Scan the entries below for the string "continuous" and copy every line where it turns up.

****

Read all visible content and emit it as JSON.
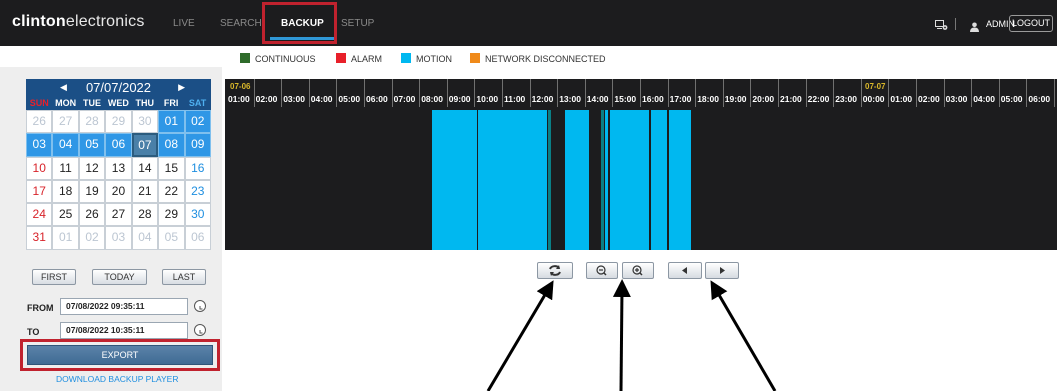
{
  "brand": {
    "bold": "clinton",
    "regular": "electronics"
  },
  "nav": {
    "live": "LIVE",
    "search": "SEARCH",
    "backup": "BACKUP",
    "setup": "SETUP"
  },
  "user": {
    "name": "ADMIN",
    "logout": "LOGOUT"
  },
  "legend": {
    "continuous": "CONTINUOUS",
    "alarm": "ALARM",
    "motion": "MOTION",
    "network": "NETWORK DISCONNECTED",
    "colors": {
      "continuous": "#2f6b2a",
      "alarm": "#e8202a",
      "motion": "#00b8f0",
      "network": "#f08a1a"
    }
  },
  "calendar": {
    "month_label": "07/07/2022",
    "weekdays": [
      "SUN",
      "MON",
      "TUE",
      "WED",
      "THU",
      "FRI",
      "SAT"
    ],
    "days": [
      "26",
      "27",
      "28",
      "29",
      "30",
      "01",
      "02",
      "03",
      "04",
      "05",
      "06",
      "07",
      "08",
      "09",
      "10",
      "11",
      "12",
      "13",
      "14",
      "15",
      "16",
      "17",
      "18",
      "19",
      "20",
      "21",
      "22",
      "23",
      "24",
      "25",
      "26",
      "27",
      "28",
      "29",
      "30",
      "31",
      "01",
      "02",
      "03",
      "04",
      "05",
      "06"
    ],
    "first": "FIRST",
    "today": "TODAY",
    "last": "LAST"
  },
  "range": {
    "from_label": "FROM",
    "from_value": "07/08/2022 09:35:11",
    "to_label": "TO",
    "to_value": "07/08/2022 10:35:11"
  },
  "export": "EXPORT",
  "download_link": "DOWNLOAD BACKUP PLAYER",
  "timeline": {
    "date_start": "07-06",
    "date_next": "07-07",
    "hours": [
      "01:00",
      "02:00",
      "03:00",
      "04:00",
      "05:00",
      "06:00",
      "07:00",
      "08:00",
      "09:00",
      "10:00",
      "11:00",
      "12:00",
      "13:00",
      "14:00",
      "15:00",
      "16:00",
      "17:00",
      "18:00",
      "19:00",
      "20:00",
      "21:00",
      "22:00",
      "23:00",
      "00:00",
      "01:00",
      "02:00",
      "03:00",
      "04:00",
      "05:00",
      "06:00"
    ]
  },
  "icons": {
    "refresh": "refresh-icon",
    "zoom_out": "zoom-out-icon",
    "zoom_in": "zoom-in-icon",
    "prev": "prev-icon",
    "next": "next-icon",
    "monitor": "monitor-gear-icon",
    "user": "user-icon",
    "clock": "clock-icon"
  }
}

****

TASK RESULT —
    "continuous": "CONTINUOUS",
      "continuous": "#2f6b2a",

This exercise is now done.